- **ASSIGNMENT**
The records are to be restated in their entirety, word for word.

- **Data records for software interfaces**
* * *

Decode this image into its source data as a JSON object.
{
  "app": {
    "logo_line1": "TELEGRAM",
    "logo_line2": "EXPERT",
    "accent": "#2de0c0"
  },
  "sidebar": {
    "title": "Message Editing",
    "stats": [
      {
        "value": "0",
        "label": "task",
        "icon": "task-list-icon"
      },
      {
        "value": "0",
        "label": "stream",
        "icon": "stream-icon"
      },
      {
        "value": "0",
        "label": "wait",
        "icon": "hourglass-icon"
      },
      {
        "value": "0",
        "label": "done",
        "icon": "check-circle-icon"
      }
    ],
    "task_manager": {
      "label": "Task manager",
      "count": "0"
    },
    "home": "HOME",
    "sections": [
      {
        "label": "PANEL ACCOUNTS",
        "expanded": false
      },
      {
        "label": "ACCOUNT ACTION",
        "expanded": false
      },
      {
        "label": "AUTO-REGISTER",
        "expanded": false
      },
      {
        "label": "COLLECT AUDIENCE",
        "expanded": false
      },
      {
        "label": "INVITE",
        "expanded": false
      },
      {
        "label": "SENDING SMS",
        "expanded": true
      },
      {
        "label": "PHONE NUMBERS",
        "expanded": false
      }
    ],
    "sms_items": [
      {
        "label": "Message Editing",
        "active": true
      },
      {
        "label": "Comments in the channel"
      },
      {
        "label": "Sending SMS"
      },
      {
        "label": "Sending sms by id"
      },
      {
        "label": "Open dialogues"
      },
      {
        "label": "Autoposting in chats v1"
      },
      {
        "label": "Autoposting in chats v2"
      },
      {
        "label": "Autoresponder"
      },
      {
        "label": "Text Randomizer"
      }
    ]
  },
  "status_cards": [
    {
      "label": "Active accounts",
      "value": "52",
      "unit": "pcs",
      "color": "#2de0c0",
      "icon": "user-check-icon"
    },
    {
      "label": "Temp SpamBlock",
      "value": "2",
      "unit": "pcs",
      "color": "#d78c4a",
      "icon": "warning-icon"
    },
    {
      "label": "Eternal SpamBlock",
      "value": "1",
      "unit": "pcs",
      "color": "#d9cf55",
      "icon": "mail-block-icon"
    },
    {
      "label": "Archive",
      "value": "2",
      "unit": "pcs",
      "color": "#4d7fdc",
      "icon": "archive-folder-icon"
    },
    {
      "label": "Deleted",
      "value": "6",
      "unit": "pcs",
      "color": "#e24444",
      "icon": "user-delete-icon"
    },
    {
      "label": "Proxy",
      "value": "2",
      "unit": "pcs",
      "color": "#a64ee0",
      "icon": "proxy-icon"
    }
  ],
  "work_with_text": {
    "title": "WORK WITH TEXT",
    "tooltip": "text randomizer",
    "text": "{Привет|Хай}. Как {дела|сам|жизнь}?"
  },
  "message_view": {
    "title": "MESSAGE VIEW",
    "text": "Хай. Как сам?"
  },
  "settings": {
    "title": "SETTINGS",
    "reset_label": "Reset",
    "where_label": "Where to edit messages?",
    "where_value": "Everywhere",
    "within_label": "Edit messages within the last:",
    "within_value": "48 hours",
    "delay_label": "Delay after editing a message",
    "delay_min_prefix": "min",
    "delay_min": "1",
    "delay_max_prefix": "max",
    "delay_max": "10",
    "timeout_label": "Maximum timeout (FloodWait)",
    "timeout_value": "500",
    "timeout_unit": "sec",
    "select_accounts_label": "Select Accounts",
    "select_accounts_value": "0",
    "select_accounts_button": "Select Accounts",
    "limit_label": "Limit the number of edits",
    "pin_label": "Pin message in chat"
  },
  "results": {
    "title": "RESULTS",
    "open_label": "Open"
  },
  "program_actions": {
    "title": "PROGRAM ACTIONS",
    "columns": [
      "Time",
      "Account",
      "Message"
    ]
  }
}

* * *

- **REPLY TO THE EXERCISE**
Decode this image into its source data as a JSON object.
{
  "app": {
    "logo_line1": "TELEGRAM",
    "logo_line2": "EXPERT",
    "accent": "#2de0c0"
  },
  "sidebar": {
    "title": "Message Editing",
    "stats": [
      {
        "value": "0",
        "label": "task",
        "icon": "task-list-icon"
      },
      {
        "value": "0",
        "label": "stream",
        "icon": "stream-icon"
      },
      {
        "value": "0",
        "label": "wait",
        "icon": "hourglass-icon"
      },
      {
        "value": "0",
        "label": "done",
        "icon": "check-circle-icon"
      }
    ],
    "task_manager": {
      "label": "Task manager",
      "count": "0"
    },
    "home": "HOME",
    "sections": [
      {
        "label": "PANEL ACCOUNTS",
        "expanded": false
      },
      {
        "label": "ACCOUNT ACTION",
        "expanded": false
      },
      {
        "label": "AUTO-REGISTER",
        "expanded": false
      },
      {
        "label": "COLLECT AUDIENCE",
        "expanded": false
      },
      {
        "label": "INVITE",
        "expanded": false
      },
      {
        "label": "SENDING SMS",
        "expanded": true
      },
      {
        "label": "PHONE NUMBERS",
        "expanded": false
      }
    ],
    "sms_items": [
      {
        "label": "Message Editing",
        "active": true
      },
      {
        "label": "Comments in the channel"
      },
      {
        "label": "Sending SMS"
      },
      {
        "label": "Sending sms by id"
      },
      {
        "label": "Open dialogues"
      },
      {
        "label": "Autoposting in chats v1"
      },
      {
        "label": "Autoposting in chats v2"
      },
      {
        "label": "Autoresponder"
      },
      {
        "label": "Text Randomizer"
      }
    ]
  },
  "status_cards": [
    {
      "label": "Active accounts",
      "value": "52",
      "unit": "pcs",
      "color": "#2de0c0",
      "icon": "user-check-icon"
    },
    {
      "label": "Temp SpamBlock",
      "value": "2",
      "unit": "pcs",
      "color": "#d78c4a",
      "icon": "warning-icon"
    },
    {
      "label": "Eternal SpamBlock",
      "value": "1",
      "unit": "pcs",
      "color": "#d9cf55",
      "icon": "mail-block-icon"
    },
    {
      "label": "Archive",
      "value": "2",
      "unit": "pcs",
      "color": "#4d7fdc",
      "icon": "archive-folder-icon"
    },
    {
      "label": "Deleted",
      "value": "6",
      "unit": "pcs",
      "color": "#e24444",
      "icon": "user-delete-icon"
    },
    {
      "label": "Proxy",
      "value": "2",
      "unit": "pcs",
      "color": "#a64ee0",
      "icon": "proxy-icon"
    }
  ],
  "work_with_text": {
    "title": "WORK WITH TEXT",
    "tooltip": "text randomizer",
    "text": "{Привет|Хай}. Как {дела|сам|жизнь}?"
  },
  "message_view": {
    "title": "MESSAGE VIEW",
    "text": "Хай. Как сам?"
  },
  "settings": {
    "title": "SETTINGS",
    "reset_label": "Reset",
    "where_label": "Where to edit messages?",
    "where_value": "Everywhere",
    "within_label": "Edit messages within the last:",
    "within_value": "48 hours",
    "delay_label": "Delay after editing a message",
    "delay_min_prefix": "min",
    "delay_min": "1",
    "delay_max_prefix": "max",
    "delay_max": "10",
    "timeout_label": "Maximum timeout (FloodWait)",
    "timeout_value": "500",
    "timeout_unit": "sec",
    "select_accounts_label": "Select Accounts",
    "select_accounts_value": "0",
    "select_accounts_button": "Select Accounts",
    "limit_label": "Limit the number of edits",
    "pin_label": "Pin message in chat"
  },
  "results": {
    "title": "RESULTS",
    "open_label": "Open"
  },
  "program_actions": {
    "title": "PROGRAM ACTIONS",
    "columns": [
      "Time",
      "Account",
      "Message"
    ]
  }
}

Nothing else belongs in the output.